TASK GOAL: Would you please restate every record exactly as written?

----

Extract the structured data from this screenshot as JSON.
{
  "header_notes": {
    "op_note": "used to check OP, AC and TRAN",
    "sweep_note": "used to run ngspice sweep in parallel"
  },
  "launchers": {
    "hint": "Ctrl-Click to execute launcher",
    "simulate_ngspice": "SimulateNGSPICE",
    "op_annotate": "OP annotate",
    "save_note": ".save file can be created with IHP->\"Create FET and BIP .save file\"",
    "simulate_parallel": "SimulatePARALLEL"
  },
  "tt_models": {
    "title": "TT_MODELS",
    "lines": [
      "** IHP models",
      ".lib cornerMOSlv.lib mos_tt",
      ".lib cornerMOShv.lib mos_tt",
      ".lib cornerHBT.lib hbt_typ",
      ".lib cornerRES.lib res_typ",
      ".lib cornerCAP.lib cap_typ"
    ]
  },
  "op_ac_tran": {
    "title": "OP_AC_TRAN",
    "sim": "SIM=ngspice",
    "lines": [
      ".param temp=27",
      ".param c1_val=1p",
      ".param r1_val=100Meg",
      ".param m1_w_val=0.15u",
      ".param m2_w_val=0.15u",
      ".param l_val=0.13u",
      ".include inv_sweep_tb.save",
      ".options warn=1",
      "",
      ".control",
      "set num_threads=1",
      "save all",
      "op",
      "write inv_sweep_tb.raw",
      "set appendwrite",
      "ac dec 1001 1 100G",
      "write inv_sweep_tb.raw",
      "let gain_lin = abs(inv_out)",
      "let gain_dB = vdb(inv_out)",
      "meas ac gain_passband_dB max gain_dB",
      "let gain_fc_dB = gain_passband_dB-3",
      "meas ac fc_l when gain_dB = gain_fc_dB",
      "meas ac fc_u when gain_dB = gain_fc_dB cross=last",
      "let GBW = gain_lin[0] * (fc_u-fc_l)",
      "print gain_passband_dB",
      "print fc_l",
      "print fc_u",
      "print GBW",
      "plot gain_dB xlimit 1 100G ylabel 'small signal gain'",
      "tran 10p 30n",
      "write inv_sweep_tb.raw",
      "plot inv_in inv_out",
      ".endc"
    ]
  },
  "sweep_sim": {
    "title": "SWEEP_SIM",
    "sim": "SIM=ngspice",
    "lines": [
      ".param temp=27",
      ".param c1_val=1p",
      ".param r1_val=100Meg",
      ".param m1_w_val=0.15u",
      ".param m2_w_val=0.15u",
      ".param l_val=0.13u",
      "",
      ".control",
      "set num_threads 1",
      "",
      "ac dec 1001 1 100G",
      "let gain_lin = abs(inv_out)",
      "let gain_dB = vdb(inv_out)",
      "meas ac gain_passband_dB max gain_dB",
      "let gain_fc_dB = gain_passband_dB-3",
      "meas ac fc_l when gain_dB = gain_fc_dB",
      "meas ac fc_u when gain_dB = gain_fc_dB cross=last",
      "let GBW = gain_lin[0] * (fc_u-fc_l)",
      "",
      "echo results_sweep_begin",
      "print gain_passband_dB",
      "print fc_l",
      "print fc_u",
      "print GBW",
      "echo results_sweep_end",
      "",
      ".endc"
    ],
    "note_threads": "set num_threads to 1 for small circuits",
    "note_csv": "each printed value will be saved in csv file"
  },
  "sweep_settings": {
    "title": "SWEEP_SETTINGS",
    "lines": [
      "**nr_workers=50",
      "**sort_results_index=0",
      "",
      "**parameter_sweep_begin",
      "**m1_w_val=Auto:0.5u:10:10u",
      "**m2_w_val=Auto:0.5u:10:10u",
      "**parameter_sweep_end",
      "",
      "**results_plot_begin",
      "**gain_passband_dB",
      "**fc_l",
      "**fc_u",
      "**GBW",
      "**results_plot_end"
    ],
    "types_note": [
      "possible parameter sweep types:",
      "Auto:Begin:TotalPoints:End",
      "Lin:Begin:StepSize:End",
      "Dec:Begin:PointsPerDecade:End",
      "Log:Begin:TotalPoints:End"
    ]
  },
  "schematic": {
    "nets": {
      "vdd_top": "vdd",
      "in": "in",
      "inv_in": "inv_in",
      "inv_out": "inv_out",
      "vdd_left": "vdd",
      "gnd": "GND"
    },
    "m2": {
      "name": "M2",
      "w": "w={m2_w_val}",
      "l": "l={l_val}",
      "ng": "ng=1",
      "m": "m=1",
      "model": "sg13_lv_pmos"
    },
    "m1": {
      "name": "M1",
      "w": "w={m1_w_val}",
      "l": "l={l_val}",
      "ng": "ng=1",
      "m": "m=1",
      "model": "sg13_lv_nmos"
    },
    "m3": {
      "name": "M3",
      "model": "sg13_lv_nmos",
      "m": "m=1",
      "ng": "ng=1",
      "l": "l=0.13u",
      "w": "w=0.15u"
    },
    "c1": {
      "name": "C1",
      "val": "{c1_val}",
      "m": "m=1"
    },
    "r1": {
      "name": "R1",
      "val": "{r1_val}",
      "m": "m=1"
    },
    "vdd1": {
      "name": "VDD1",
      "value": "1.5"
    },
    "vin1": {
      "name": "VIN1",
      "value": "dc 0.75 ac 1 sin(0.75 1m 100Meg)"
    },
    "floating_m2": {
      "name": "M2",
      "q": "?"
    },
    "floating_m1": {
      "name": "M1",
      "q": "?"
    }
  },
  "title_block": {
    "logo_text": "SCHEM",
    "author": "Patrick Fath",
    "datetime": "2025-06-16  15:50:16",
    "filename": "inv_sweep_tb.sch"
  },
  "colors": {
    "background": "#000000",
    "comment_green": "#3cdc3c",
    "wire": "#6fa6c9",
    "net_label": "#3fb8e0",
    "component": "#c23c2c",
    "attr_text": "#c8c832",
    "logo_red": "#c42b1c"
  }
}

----

ANSWER AREA:
Extract the structured data from this screenshot as JSON.
{
  "header_notes": {
    "op_note": "used to check OP, AC and TRAN",
    "sweep_note": "used to run ngspice sweep in parallel"
  },
  "launchers": {
    "hint": "Ctrl-Click to execute launcher",
    "simulate_ngspice": "SimulateNGSPICE",
    "op_annotate": "OP annotate",
    "save_note": ".save file can be created with IHP->\"Create FET and BIP .save file\"",
    "simulate_parallel": "SimulatePARALLEL"
  },
  "tt_models": {
    "title": "TT_MODELS",
    "lines": [
      "** IHP models",
      ".lib cornerMOSlv.lib mos_tt",
      ".lib cornerMOShv.lib mos_tt",
      ".lib cornerHBT.lib hbt_typ",
      ".lib cornerRES.lib res_typ",
      ".lib cornerCAP.lib cap_typ"
    ]
  },
  "op_ac_tran": {
    "title": "OP_AC_TRAN",
    "sim": "SIM=ngspice",
    "lines": [
      ".param temp=27",
      ".param c1_val=1p",
      ".param r1_val=100Meg",
      ".param m1_w_val=0.15u",
      ".param m2_w_val=0.15u",
      ".param l_val=0.13u",
      ".include inv_sweep_tb.save",
      ".options warn=1",
      "",
      ".control",
      "set num_threads=1",
      "save all",
      "op",
      "write inv_sweep_tb.raw",
      "set appendwrite",
      "ac dec 1001 1 100G",
      "write inv_sweep_tb.raw",
      "let gain_lin = abs(inv_out)",
      "let gain_dB = vdb(inv_out)",
      "meas ac gain_passband_dB max gain_dB",
      "let gain_fc_dB = gain_passband_dB-3",
      "meas ac fc_l when gain_dB = gain_fc_dB",
      "meas ac fc_u when gain_dB = gain_fc_dB cross=last",
      "let GBW = gain_lin[0] * (fc_u-fc_l)",
      "print gain_passband_dB",
      "print fc_l",
      "print fc_u",
      "print GBW",
      "plot gain_dB xlimit 1 100G ylabel 'small signal gain'",
      "tran 10p 30n",
      "write inv_sweep_tb.raw",
      "plot inv_in inv_out",
      ".endc"
    ]
  },
  "sweep_sim": {
    "title": "SWEEP_SIM",
    "sim": "SIM=ngspice",
    "lines": [
      ".param temp=27",
      ".param c1_val=1p",
      ".param r1_val=100Meg",
      ".param m1_w_val=0.15u",
      ".param m2_w_val=0.15u",
      ".param l_val=0.13u",
      "",
      ".control",
      "set num_threads 1",
      "",
      "ac dec 1001 1 100G",
      "let gain_lin = abs(inv_out)",
      "let gain_dB = vdb(inv_out)",
      "meas ac gain_passband_dB max gain_dB",
      "let gain_fc_dB = gain_passband_dB-3",
      "meas ac fc_l when gain_dB = gain_fc_dB",
      "meas ac fc_u when gain_dB = gain_fc_dB cross=last",
      "let GBW = gain_lin[0] * (fc_u-fc_l)",
      "",
      "echo results_sweep_begin",
      "print gain_passband_dB",
      "print fc_l",
      "print fc_u",
      "print GBW",
      "echo results_sweep_end",
      "",
      ".endc"
    ],
    "note_threads": "set num_threads to 1 for small circuits",
    "note_csv": "each printed value will be saved in csv file"
  },
  "sweep_settings": {
    "title": "SWEEP_SETTINGS",
    "lines": [
      "**nr_workers=50",
      "**sort_results_index=0",
      "",
      "**parameter_sweep_begin",
      "**m1_w_val=Auto:0.5u:10:10u",
      "**m2_w_val=Auto:0.5u:10:10u",
      "**parameter_sweep_end",
      "",
      "**results_plot_begin",
      "**gain_passband_dB",
      "**fc_l",
      "**fc_u",
      "**GBW",
      "**results_plot_end"
    ],
    "types_note": [
      "possible parameter sweep types:",
      "Auto:Begin:TotalPoints:End",
      "Lin:Begin:StepSize:End",
      "Dec:Begin:PointsPerDecade:End",
      "Log:Begin:TotalPoints:End"
    ]
  },
  "schematic": {
    "nets": {
      "vdd_top": "vdd",
      "in": "in",
      "inv_in": "inv_in",
      "inv_out": "inv_out",
      "vdd_left": "vdd",
      "gnd": "GND"
    },
    "m2": {
      "name": "M2",
      "w": "w={m2_w_val}",
      "l": "l={l_val}",
      "ng": "ng=1",
      "m": "m=1",
      "model": "sg13_lv_pmos"
    },
    "m1": {
      "name": "M1",
      "w": "w={m1_w_val}",
      "l": "l={l_val}",
      "ng": "ng=1",
      "m": "m=1",
      "model": "sg13_lv_nmos"
    },
    "m3": {
      "name": "M3",
      "model": "sg13_lv_nmos",
      "m": "m=1",
      "ng": "ng=1",
      "l": "l=0.13u",
      "w": "w=0.15u"
    },
    "c1": {
      "name": "C1",
      "val": "{c1_val}",
      "m": "m=1"
    },
    "r1": {
      "name": "R1",
      "val": "{r1_val}",
      "m": "m=1"
    },
    "vdd1": {
      "name": "VDD1",
      "value": "1.5"
    },
    "vin1": {
      "name": "VIN1",
      "value": "dc 0.75 ac 1 sin(0.75 1m 100Meg)"
    },
    "floating_m2": {
      "name": "M2",
      "q": "?"
    },
    "floating_m1": {
      "name": "M1",
      "q": "?"
    }
  },
  "title_block": {
    "logo_text": "SCHEM",
    "author": "Patrick Fath",
    "datetime": "2025-06-16  15:50:16",
    "filename": "inv_sweep_tb.sch"
  },
  "colors": {
    "background": "#000000",
    "comment_green": "#3cdc3c",
    "wire": "#6fa6c9",
    "net_label": "#3fb8e0",
    "component": "#c23c2c",
    "attr_text": "#c8c832",
    "logo_red": "#c42b1c"
  }
}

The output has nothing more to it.